What constitutes an emergency? A collapsed cat? Absolutely. And even more so if she is nonresponsive. Pause only a moment to look for a possible cause, but get on the phone to your vet immediately.
Making the decision about whether to head to the emergency veterinary clinic requires you to be quick-thinking. Your cat’s life could be in jeopardy. We consider these scenarios an emergency:
Bleeding wounds: Any open wound, especially if a body cavity is open, means an immediate veterinary visit. It’s worse if the wound is connected to a trauma or a fight. Any cat in an animal fight or bitten by a snake needs care right away. If you suspect the cat has an animal bite, use caution and don’t touch the area or get any saliva or blood on you due to rabies risk. Handle the cat wearing gloves, and keep a blanket around her.

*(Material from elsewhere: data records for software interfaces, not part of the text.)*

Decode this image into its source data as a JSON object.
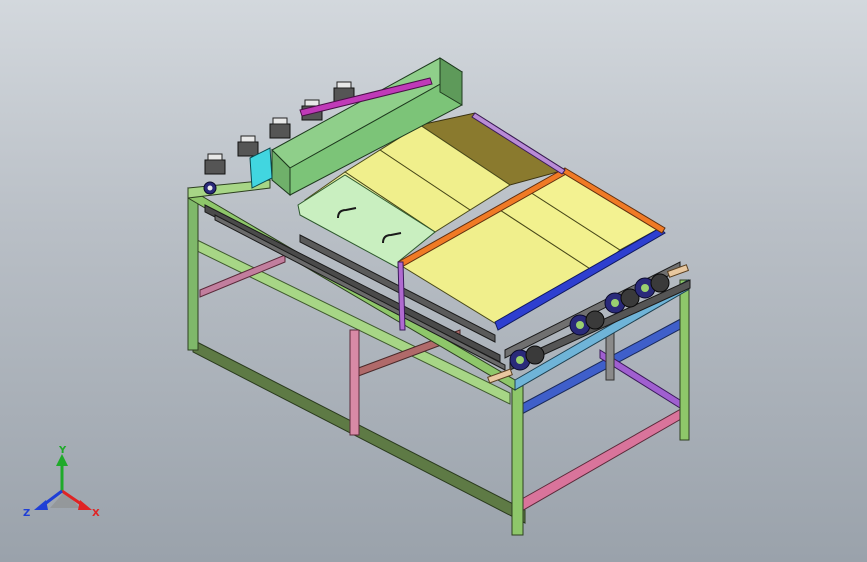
{
  "viewport": {
    "background_top": "#d3d8dd",
    "background_bottom": "#9aa2ab"
  },
  "triad": {
    "x_label": "X",
    "y_label": "Y",
    "z_label": "Z",
    "x_color": "#e02424",
    "y_color": "#1faa2a",
    "z_color": "#1f3fd6"
  },
  "model": {
    "frame_colors": [
      "#7fb86a",
      "#b27aa0",
      "#8ec76a",
      "#6f8b4e",
      "#3d61c9",
      "#c76b8c",
      "#a66cc0"
    ],
    "deck_yellow": "#f0ef8c",
    "hood_green": "#8fcf8a",
    "rail_blue": "#2e3fd0",
    "rail_orange": "#f07a25",
    "rail_purple": "#b98bd6",
    "dark_panel": "#8a7a2e"
  }
}
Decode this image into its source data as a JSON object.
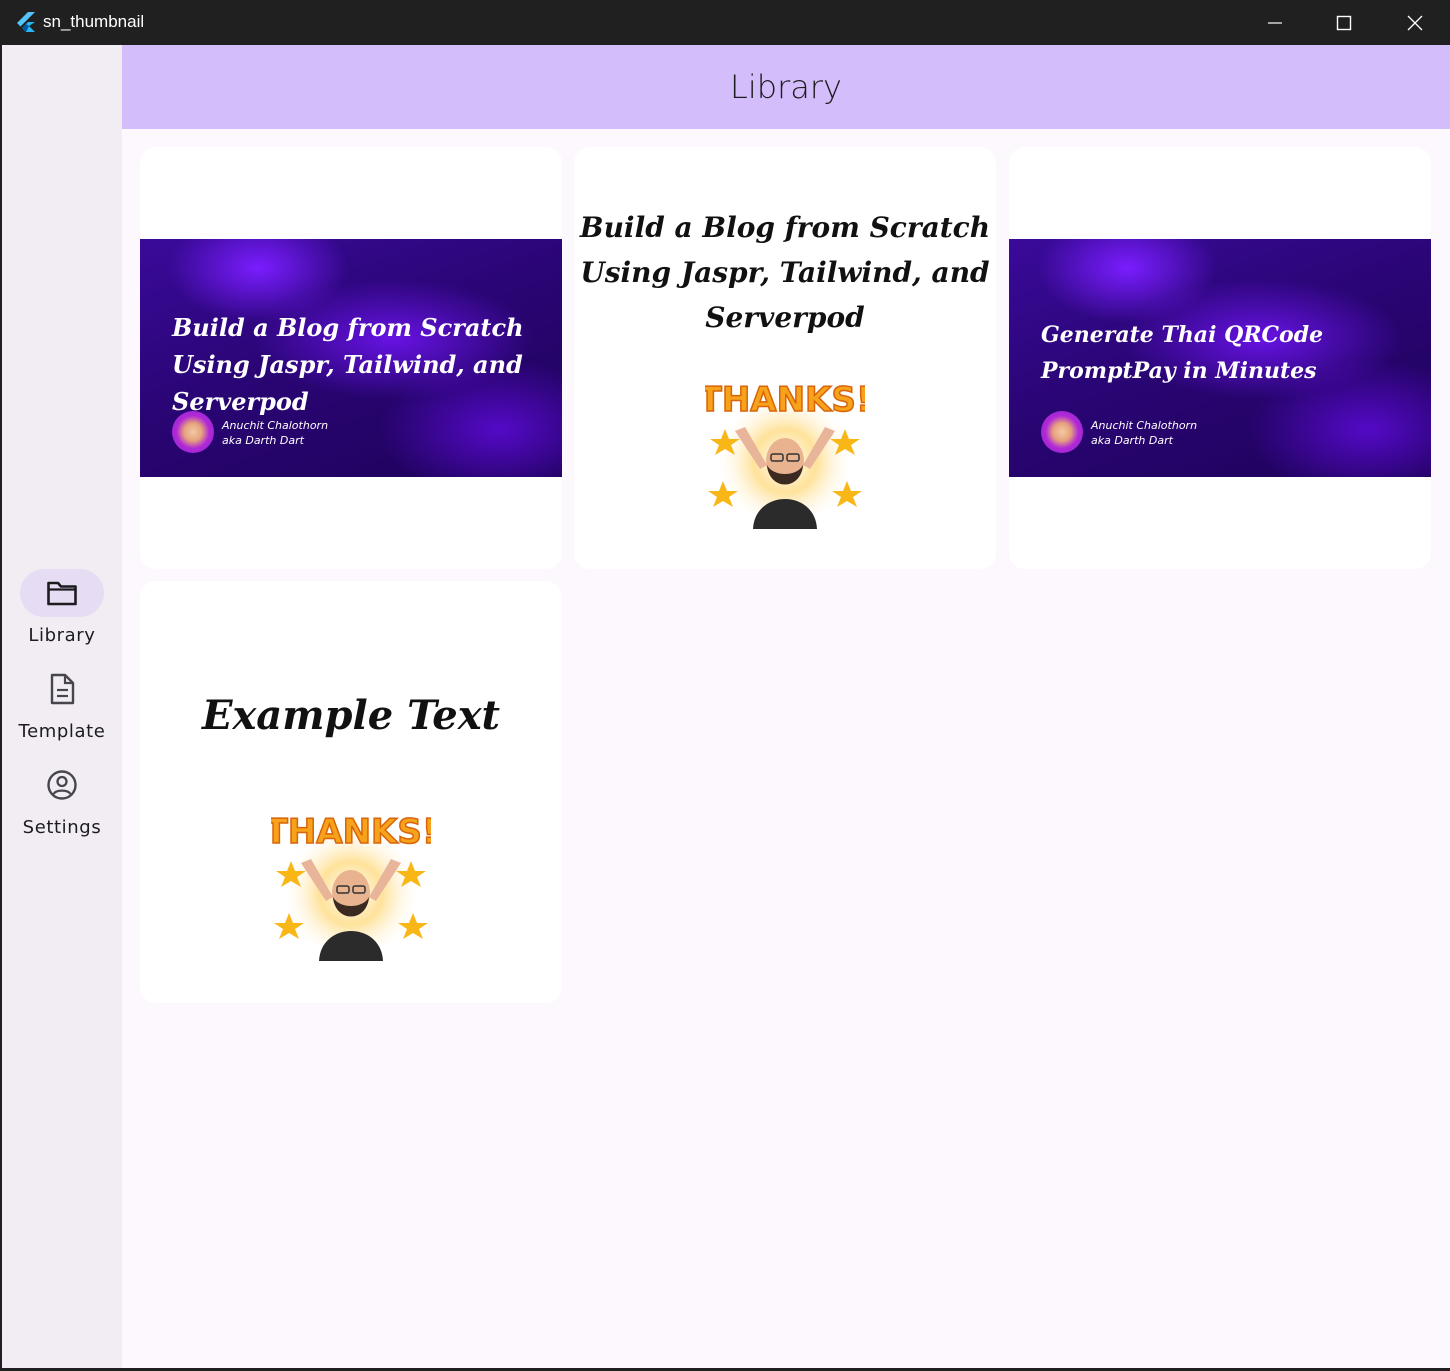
{
  "window": {
    "title": "sn_thumbnail",
    "controls": [
      "minimize",
      "maximize",
      "close"
    ]
  },
  "rail": {
    "items": [
      {
        "label": "Library",
        "icon": "folder-icon",
        "active": true
      },
      {
        "label": "Template",
        "icon": "document-icon",
        "active": false
      },
      {
        "label": "Settings",
        "icon": "account-circle-icon",
        "active": false
      }
    ]
  },
  "appbar": {
    "title": "Library"
  },
  "cards": [
    {
      "type": "banner",
      "title": "Build a Blog from Scratch Using Jaspr, Tailwind, and Serverpod",
      "author_name": "Anuchit Chalothorn",
      "author_aka": "aka Darth Dart"
    },
    {
      "type": "text-sticker",
      "title": "Build a Blog from Scratch Using Jaspr, Tailwind, and Serverpod",
      "sticker": "thanks-sticker"
    },
    {
      "type": "banner",
      "title": "Generate Thai QRCode PromptPay in Minutes",
      "author_name": "Anuchit Chalothorn",
      "author_aka": "aka Darth Dart"
    },
    {
      "type": "text-sticker",
      "title": "Example Text",
      "sticker": "thanks-sticker"
    }
  ],
  "colors": {
    "appbar_bg": "#d3bdfb",
    "rail_bg": "#f1edf3",
    "rail_active_indicator": "#e6dcf4",
    "content_bg": "#fdf7fe",
    "banner_purple": "#2a0575"
  }
}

Burns: For optimal healing and pain control, burns need immediate attention. You may see blistered skin, singed hair, white patches, redness, and/or swelling.
Bloody diarrhea: If you see blood in a cat’s diarrhea, contact your veterinarian immediately for specific advice.
Eye problems: If the cat’s eye is painful, red, bulging, or the pupil is dilated, it may be an emergency. Eye problems become serious quickly.
Fracture: A fractured bone must be treated immediately. Keep in mind that not all broken bones are compound, which means you can see bone coming through the skin. A simple fracture still needs to be addressed quickly. If your cat cannot bear weight on a limb, cannot easily move, or cries out when you touch her, a fracture is a possibility.
Heat stroke: Watch for panting, drooling, a red tongue hanging out, lethargy, rapid pulse. Rapid response can make the difference between life and death or permanent damage to organs.
Paralysis: A cat who is suddenly paralyzed in the hind or other limbs may have hypertrophic cardiomyopathy (HCM) or another heart disease and may have experienced a blood clot that can block blood flow to the limbs. HCM can be a silent but deadly health problem, with affected cats going from apparently stable to death’s door quickly.
Respiratory distress: You may notice her struggling to breathe, rapidly panting, or open mouth breathing. Pale or cyanotic (bluish) gums suggest that she is not getting enough oxygen to her tissues, which is an emergency.
Straining in the litterbox: A cat straining to urinate may have a urinary blockage (especially common in male cats). As toxins build in the bloodstream from the urine in the bladder, your cat can go from uncomfortable to very ill very quickly. Straining to defecate is nothing to ignore, but you can often wait overnight to make the call.
Toxin: If your cat may have eaten or been exposed to anything poisonous, call your veterinarian or the Pet Poison Hotline at 800-213-6680.
If you suspect a toxin exposure, bring along a sample of what you think your cat was exposed to if you head to the veterinary clinic.
Trauma: Any time your cat has obvious trauma, she should be seen. Even if outwardly fine, internal injuries could be life-threatening.
Bloody Vomit: If you see blood in vomit, don’t wait.
Seizures/Loss of Consciousness: Any cat with seizures and/or that collapses or loses consciousness should be evaluated by a veterinarian immediately.
Confine your cat in your vehicle. Even if she is collapsed, put her in a carrier because she could panic and escape as soon as you open the door. If you don’t have a carrier, wrap her gently in a large towel or blanket and put a collar and leash on her. Ideally, one person drives while the second person holds the cat and calls to say you’re arriving.
What You Should Know
Know where to go: It’s important to know where the nearest emergency clinic is, and to put that information in an easily accessible spot, like on your refrigerator door. Many clinics only cover emergencies for their own clients, so learn your clinic’s rules now.
Have an emergency fund: Remember, also, that as sad is it seems, a veterinary clinic is a business that needs to generate income to support its operations. You can expect to pay an estimated fee up front, before your cat is admitted to the hospital.
What Problems Can Wait Overnight?
While you need to make the call because you are with the cat, for the most part, if your cat is lame but otherwise fine, which means none of the conditions listed in the main story are observed, she can likely wait overnight. For example:
If your cat is lethargic, this may not be an emergency, but a call to the veterinarian is in order.
If she has an obvious draining abscess, this may not be an emergency, but warrants a veterinary consultation.
If your cat has not eaten for 24 hours, she can usually wait overnight to visit a veterinarian. Don’t delay more than one day to call your veterinarian, however, as cats that don’t eat can get hepatic lipidosis, a serious condition that can be fatal.
If you are in doubt about whether your cat needs to be seen, call the emergency clinic. While they may not be able to fully triage your cat over the phone, they can usually give you an idea of the seriousness of the problem, and whether he needs to be seen immediately.